|Millet||373||3.7||1380||Grazed in situ||Lack of suitable and efficient methods of collection and storage|
|Beans||442||-||-||Small stall feeding to dairy cattle around Kilimanjaro/Arusha areas||As above|
|By-products||Estimated annual production ('000 tonnes)||Current use in animal Production||Constraints on use|
|Maize bran||7.0||Wholly utilized in ruminant and monogastric feeds||-|
|Wheat bran||14.5||Used for dairy cattle feeds||-|
|Wheat pollard||9||Wholly used for poultry and pigs||-|
|Rice bran||Unknown||Limited amounts used for ruminants||-|
|Rice Polishings||Unknown||Used mainly for pigs and poultry feeds||-|
|Crop||Estimated production of oilseeds ('000 tones)||Estimated production of oilseed cakes ('000 tonnes)||Current use in animal production||Constraints on use|
|Cotton seed||123||40||Utilized in ruminant and monogastric feeds||An appreciable quantity exported, despite the high local demand|
|Sunflower||12||Not known||Used for poultry feeds||-|
|Sesame||6.5||Not known||Used wholly for poultry feeds||-|
|Soybeans||Unknown||0.9||Used wholly for mono- gastric feeds||-|
|Copra||2.0||Not known||Used for ruminant feeds||-|
|By-product||Estimated production ('000 tonnes||Current use in animal production||Constraints on use|

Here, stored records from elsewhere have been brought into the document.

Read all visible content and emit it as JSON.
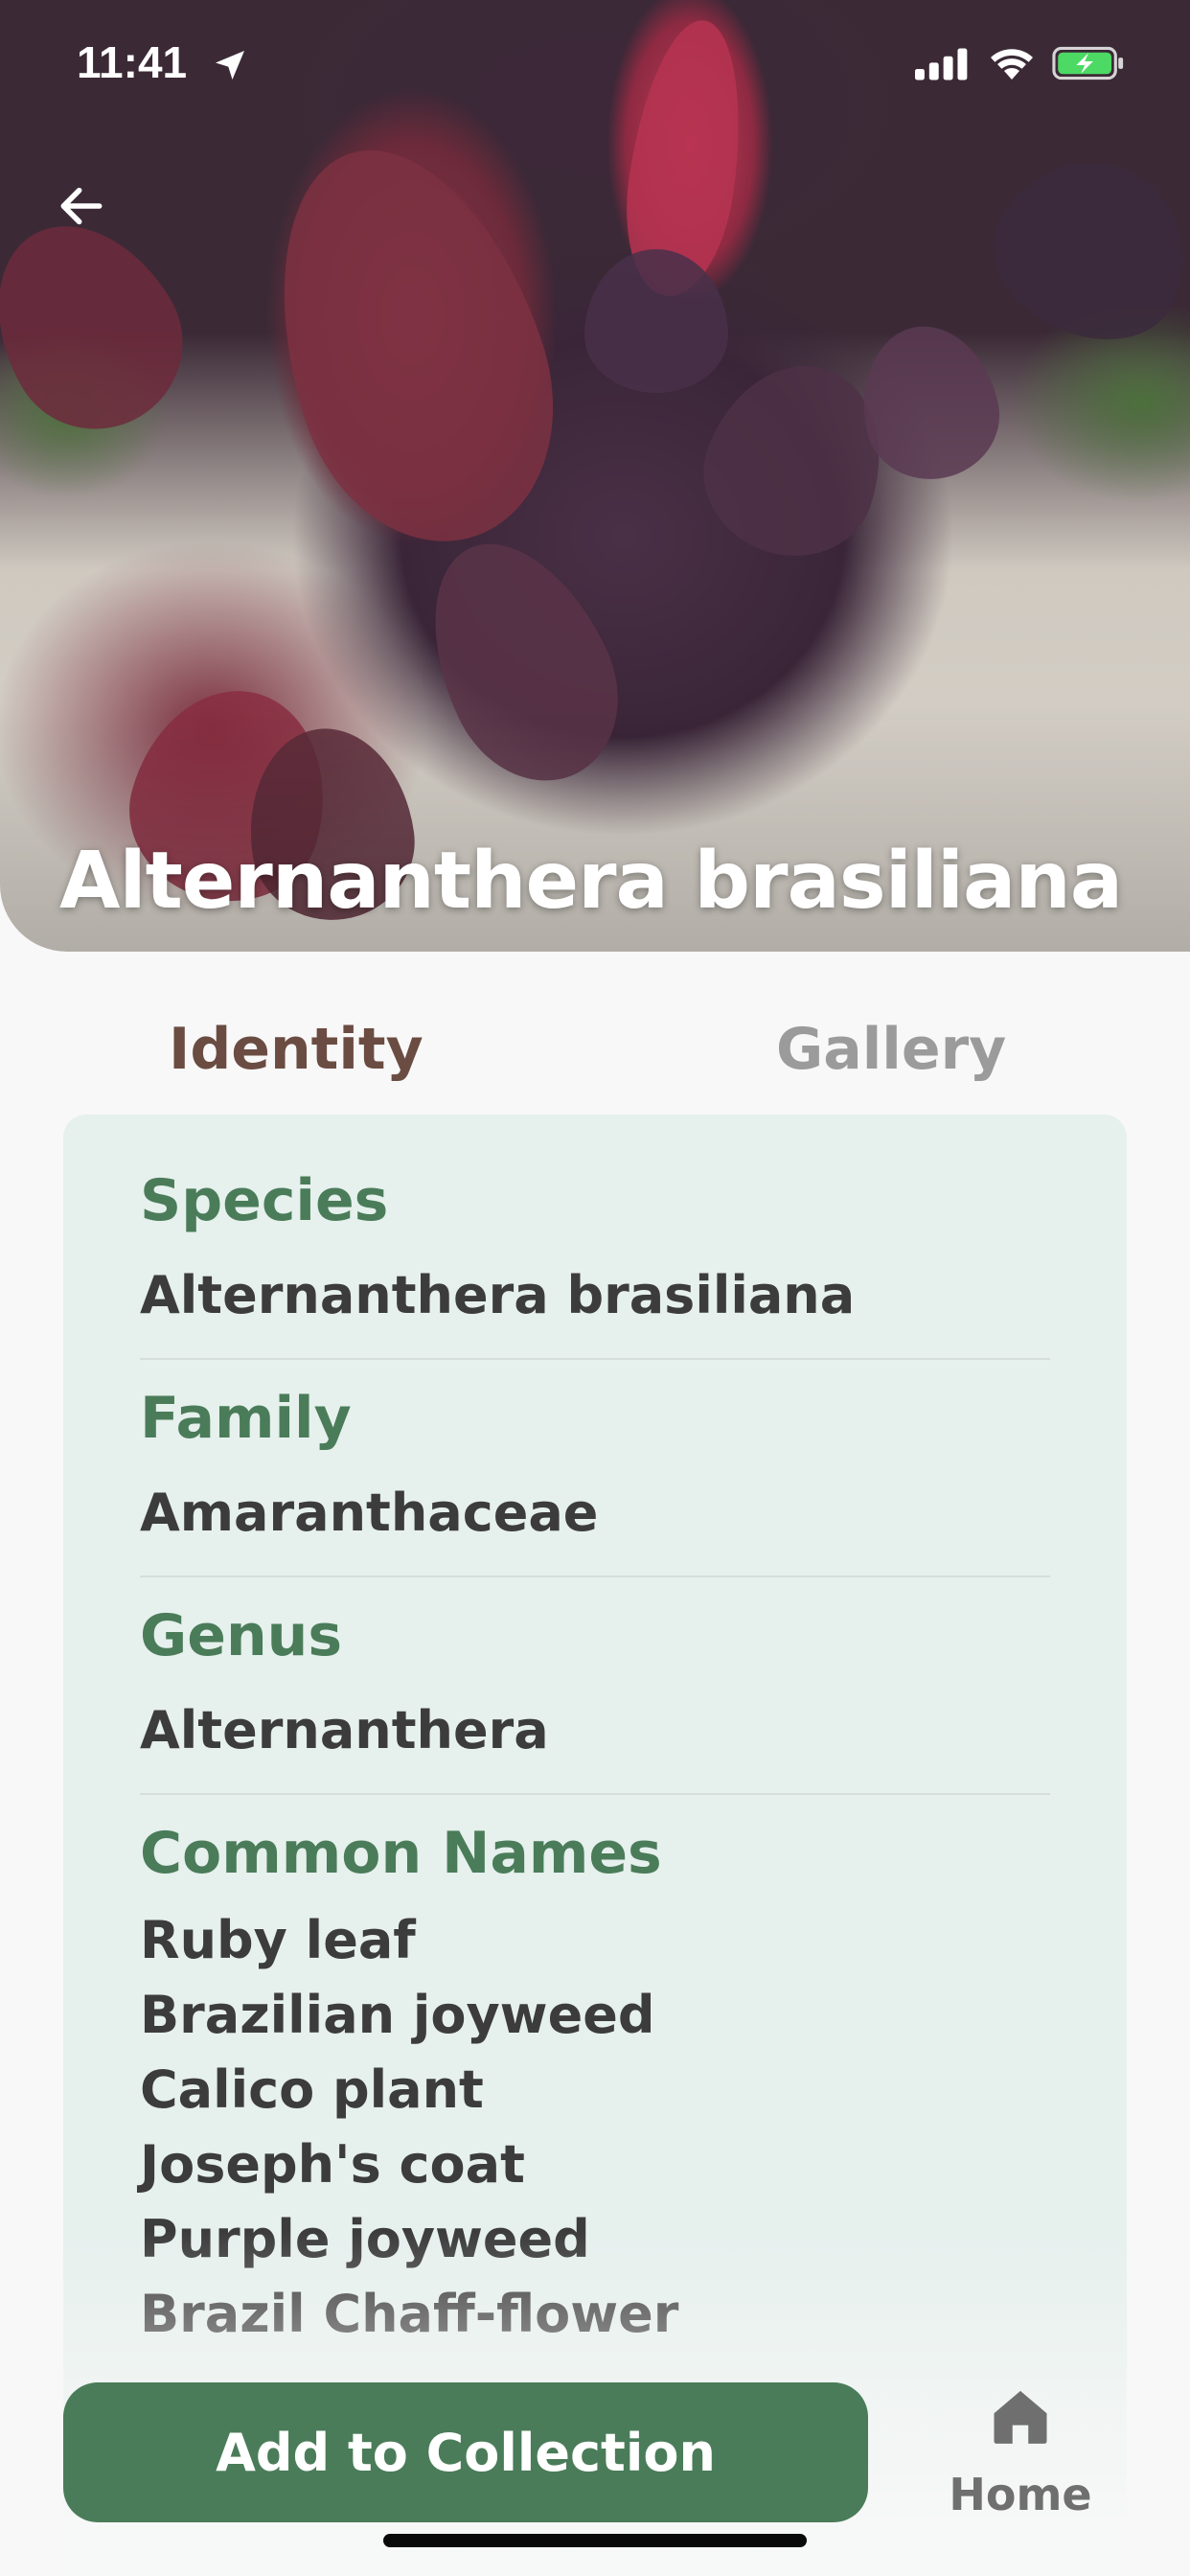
{
  "status_bar": {
    "time": "11:41"
  },
  "header": {
    "title": "Alternanthera brasiliana"
  },
  "tabs": [
    {
      "label": "Identity",
      "active": true
    },
    {
      "label": "Gallery",
      "active": false
    }
  ],
  "identity": {
    "species": {
      "label": "Species",
      "value": "Alternanthera brasiliana"
    },
    "family": {
      "label": "Family",
      "value": "Amaranthaceae"
    },
    "genus": {
      "label": "Genus",
      "value": "Alternanthera"
    },
    "common_names": {
      "label": "Common Names",
      "values": [
        "Ruby leaf",
        "Brazilian joyweed",
        "Calico plant",
        "Joseph's coat",
        "Purple joyweed",
        "Brazil Chaff-flower"
      ]
    }
  },
  "actions": {
    "add_to_collection": "Add to Collection"
  },
  "bottom_nav": {
    "home_label": "Home"
  },
  "colors": {
    "accent_green": "#4a7c59",
    "active_tab": "#6b4c42",
    "inactive_tab": "#9b9b9b",
    "card_background": "#e6f0ed",
    "value_text": "#3c3c3c"
  },
  "icons": [
    "location-arrow-icon",
    "signal-icon",
    "wifi-icon",
    "battery-charging-icon",
    "back-arrow-icon",
    "home-icon"
  ]
}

|Molasses||40||About 4–5000 tonnes used in the livestock industry mainly Kiliman jaro/Arusha area||High transportation costs- Large quantities thrown away|
|Sisal waste||700||Limited to experimental tests||Lack of technology for separation, drying to reduce bulkiness and transportation costs|